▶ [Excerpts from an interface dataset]
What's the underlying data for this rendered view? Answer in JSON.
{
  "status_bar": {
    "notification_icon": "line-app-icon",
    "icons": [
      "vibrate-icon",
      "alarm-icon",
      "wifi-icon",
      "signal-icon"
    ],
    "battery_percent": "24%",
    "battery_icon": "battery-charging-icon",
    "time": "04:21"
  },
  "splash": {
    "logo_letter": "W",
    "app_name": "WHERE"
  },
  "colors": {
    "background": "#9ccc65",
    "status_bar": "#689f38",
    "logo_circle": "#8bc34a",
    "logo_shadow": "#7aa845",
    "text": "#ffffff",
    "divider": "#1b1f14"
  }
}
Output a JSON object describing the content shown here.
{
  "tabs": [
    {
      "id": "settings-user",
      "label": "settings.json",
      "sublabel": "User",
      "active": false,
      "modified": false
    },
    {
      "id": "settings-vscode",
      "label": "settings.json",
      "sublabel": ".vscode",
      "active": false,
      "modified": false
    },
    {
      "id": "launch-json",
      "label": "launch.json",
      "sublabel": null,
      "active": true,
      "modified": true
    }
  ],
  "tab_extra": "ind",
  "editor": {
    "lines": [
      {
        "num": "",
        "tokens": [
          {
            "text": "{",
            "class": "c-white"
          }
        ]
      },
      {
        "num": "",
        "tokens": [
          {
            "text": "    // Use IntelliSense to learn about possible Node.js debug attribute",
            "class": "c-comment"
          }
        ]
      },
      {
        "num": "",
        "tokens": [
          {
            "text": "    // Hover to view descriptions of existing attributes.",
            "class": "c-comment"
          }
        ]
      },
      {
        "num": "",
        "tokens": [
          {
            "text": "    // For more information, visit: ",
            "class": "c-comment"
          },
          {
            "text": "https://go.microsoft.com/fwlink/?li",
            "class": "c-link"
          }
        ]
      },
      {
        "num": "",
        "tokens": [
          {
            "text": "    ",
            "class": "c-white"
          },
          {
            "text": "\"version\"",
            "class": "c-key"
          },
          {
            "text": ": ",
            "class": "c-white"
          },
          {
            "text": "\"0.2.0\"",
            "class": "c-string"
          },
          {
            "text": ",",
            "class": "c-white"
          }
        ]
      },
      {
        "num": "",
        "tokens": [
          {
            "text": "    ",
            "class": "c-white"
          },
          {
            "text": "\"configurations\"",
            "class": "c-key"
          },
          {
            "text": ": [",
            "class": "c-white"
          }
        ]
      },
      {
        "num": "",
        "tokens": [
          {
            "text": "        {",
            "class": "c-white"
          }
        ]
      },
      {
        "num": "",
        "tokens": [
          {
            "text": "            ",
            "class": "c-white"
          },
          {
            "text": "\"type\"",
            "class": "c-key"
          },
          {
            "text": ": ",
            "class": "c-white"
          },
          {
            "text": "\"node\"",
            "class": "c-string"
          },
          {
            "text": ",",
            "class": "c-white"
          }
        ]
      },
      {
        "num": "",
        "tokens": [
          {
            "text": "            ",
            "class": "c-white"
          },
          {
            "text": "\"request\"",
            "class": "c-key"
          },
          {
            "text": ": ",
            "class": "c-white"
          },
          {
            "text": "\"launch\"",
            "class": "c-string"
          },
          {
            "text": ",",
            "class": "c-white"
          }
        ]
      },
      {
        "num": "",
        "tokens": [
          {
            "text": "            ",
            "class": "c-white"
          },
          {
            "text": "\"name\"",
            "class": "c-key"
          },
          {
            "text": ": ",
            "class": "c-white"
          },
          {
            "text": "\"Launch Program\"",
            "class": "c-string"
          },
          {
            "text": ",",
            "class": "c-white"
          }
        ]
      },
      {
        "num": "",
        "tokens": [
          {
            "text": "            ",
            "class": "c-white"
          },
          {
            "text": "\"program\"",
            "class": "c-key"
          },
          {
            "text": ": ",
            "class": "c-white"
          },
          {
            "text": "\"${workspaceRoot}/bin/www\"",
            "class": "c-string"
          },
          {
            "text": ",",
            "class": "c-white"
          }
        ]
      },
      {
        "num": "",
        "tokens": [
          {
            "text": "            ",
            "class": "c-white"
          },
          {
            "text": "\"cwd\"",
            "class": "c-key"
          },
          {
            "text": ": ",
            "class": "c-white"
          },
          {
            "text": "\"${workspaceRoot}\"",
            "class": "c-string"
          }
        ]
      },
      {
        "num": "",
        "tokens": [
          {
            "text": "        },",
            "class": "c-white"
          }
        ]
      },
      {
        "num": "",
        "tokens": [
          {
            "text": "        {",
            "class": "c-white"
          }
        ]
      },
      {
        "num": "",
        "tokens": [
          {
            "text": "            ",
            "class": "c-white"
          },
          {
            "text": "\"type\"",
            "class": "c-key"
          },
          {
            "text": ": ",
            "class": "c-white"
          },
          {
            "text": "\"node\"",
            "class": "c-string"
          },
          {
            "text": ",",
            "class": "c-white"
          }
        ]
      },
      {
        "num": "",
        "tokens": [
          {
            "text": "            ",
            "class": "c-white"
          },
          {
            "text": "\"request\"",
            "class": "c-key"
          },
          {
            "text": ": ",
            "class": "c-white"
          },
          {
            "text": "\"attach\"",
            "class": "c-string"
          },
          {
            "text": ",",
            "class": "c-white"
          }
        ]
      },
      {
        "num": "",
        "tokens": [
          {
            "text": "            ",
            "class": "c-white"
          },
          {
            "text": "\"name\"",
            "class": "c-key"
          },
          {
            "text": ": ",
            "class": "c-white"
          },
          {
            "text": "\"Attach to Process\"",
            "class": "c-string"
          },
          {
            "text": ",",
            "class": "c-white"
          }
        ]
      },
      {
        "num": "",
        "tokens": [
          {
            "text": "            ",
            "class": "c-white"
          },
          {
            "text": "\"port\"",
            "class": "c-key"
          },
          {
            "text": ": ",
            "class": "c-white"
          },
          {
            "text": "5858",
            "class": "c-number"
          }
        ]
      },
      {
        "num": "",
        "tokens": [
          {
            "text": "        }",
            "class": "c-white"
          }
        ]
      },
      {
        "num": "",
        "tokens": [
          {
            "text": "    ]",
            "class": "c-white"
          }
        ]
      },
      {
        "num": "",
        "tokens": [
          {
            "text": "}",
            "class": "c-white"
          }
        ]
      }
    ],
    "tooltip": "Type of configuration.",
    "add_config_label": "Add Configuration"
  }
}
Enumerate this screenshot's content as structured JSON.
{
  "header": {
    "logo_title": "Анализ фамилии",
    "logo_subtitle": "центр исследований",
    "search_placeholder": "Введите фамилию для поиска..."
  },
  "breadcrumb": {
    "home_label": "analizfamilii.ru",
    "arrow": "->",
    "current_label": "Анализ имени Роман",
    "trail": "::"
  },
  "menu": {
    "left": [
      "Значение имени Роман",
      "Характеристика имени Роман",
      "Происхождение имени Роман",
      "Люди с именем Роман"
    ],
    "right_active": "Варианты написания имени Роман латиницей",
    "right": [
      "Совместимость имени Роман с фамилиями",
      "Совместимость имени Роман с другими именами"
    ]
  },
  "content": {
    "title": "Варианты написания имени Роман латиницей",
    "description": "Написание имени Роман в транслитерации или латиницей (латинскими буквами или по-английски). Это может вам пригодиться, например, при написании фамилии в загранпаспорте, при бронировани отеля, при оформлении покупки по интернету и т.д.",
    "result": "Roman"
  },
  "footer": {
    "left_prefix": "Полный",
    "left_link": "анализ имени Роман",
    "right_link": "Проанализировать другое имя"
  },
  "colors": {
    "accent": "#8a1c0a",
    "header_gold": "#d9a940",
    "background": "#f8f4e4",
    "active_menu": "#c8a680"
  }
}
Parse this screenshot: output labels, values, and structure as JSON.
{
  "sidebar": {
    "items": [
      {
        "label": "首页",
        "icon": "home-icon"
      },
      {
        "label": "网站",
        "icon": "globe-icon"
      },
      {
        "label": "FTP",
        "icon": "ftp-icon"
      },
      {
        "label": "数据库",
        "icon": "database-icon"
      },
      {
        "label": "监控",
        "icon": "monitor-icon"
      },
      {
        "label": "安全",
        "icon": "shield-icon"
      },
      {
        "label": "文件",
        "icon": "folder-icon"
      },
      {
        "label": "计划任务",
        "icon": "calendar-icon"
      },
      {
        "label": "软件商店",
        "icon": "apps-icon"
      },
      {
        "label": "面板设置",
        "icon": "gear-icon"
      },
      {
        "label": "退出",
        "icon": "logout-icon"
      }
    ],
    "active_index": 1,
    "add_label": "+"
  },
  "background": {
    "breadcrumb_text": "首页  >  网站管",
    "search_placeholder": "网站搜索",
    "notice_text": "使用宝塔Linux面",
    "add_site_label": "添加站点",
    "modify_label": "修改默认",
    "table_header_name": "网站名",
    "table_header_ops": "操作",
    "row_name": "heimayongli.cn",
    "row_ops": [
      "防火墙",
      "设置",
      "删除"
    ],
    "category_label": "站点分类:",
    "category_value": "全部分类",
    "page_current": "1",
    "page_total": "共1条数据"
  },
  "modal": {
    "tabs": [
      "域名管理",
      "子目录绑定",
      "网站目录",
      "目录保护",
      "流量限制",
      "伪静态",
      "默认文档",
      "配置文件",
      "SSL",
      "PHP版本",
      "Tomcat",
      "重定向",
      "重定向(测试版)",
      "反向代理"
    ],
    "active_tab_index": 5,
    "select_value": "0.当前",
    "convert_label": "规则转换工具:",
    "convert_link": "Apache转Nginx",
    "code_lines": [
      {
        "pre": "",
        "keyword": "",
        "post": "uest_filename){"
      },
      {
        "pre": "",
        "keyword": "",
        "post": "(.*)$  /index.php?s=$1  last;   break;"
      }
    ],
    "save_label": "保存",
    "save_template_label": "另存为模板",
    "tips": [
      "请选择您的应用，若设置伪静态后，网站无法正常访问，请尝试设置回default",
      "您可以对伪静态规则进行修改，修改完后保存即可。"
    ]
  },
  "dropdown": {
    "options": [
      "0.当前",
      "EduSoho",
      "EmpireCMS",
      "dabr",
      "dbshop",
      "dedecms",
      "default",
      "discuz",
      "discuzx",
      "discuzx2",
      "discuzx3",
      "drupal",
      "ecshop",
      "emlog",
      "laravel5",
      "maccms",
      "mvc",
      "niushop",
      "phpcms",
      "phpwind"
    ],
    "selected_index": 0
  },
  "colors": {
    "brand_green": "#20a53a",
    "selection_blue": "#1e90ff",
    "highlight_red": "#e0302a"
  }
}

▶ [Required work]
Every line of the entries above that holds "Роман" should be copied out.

▶ [Your solution]
    "current_label": "Анализ имени Роман",
      "Значение имени Роман",
      "Характеристика имени Роман",
      "Происхождение имени Роман",
      "Люди с именем Роман"
    "right_active": "Варианты написания имени Роман латиницей",
      "Совместимость имени Роман с фамилиями",
      "Совместимость имени Роман с другими именами"
    "title": "Варианты написания имени Роман латиницей",
    "description": "Написание имени Роман в транслитерации или латиницей (латинскими буквами или по-английски). Это может вам пригодиться, например, при написании фамилии в загранпаспорте, при бронировани отеля, при оформлении покупки по интернету и т.д.",
    "left_link": "анализ имени Роман",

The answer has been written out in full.